**** The records

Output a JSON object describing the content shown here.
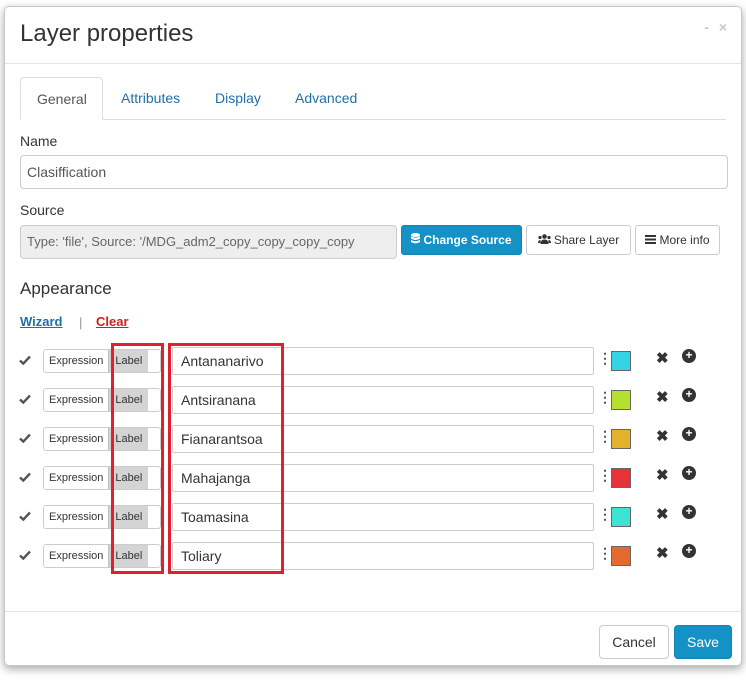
{
  "dialog": {
    "title": "Layer properties",
    "minimize_glyph": "-",
    "close_glyph": "×"
  },
  "tabs": [
    {
      "label": "General",
      "active": true
    },
    {
      "label": "Attributes",
      "active": false
    },
    {
      "label": "Display",
      "active": false
    },
    {
      "label": "Advanced",
      "active": false
    }
  ],
  "general": {
    "name_label": "Name",
    "name_value": "Clasiffication",
    "source_label": "Source",
    "source_value": "Type: 'file', Source: '/MDG_adm2_copy_copy_copy_copy",
    "change_source_label": "Change Source",
    "share_layer_label": "Share Layer",
    "more_info_label": "More info"
  },
  "appearance": {
    "title": "Appearance",
    "wizard_label": "Wizard",
    "separator": "|",
    "clear_label": "Clear",
    "expression_label": "Expression",
    "label_label": "Label",
    "rules": [
      {
        "value": "Antananarivo",
        "color": "#31d3e4"
      },
      {
        "value": "Antsiranana",
        "color": "#b5e02f"
      },
      {
        "value": "Fianarantsoa",
        "color": "#e3b12b"
      },
      {
        "value": "Mahajanga",
        "color": "#e8323a"
      },
      {
        "value": "Toamasina",
        "color": "#3de3d3"
      },
      {
        "value": "Toliary",
        "color": "#e46a2f"
      }
    ]
  },
  "footer": {
    "cancel_label": "Cancel",
    "save_label": "Save"
  },
  "colors": {
    "primary": "#1592c5",
    "link": "#1f6fa8",
    "danger": "#cc1f1f",
    "highlight": "#e0202f"
  },
  "icons": {
    "check": "check-icon",
    "remove": "times-icon",
    "add": "plus-circle-icon",
    "database": "database-icon",
    "users": "users-icon",
    "list": "list-icon",
    "more": "vertical-ellipsis-icon"
  }
}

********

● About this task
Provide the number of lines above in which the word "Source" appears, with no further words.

● Reply
3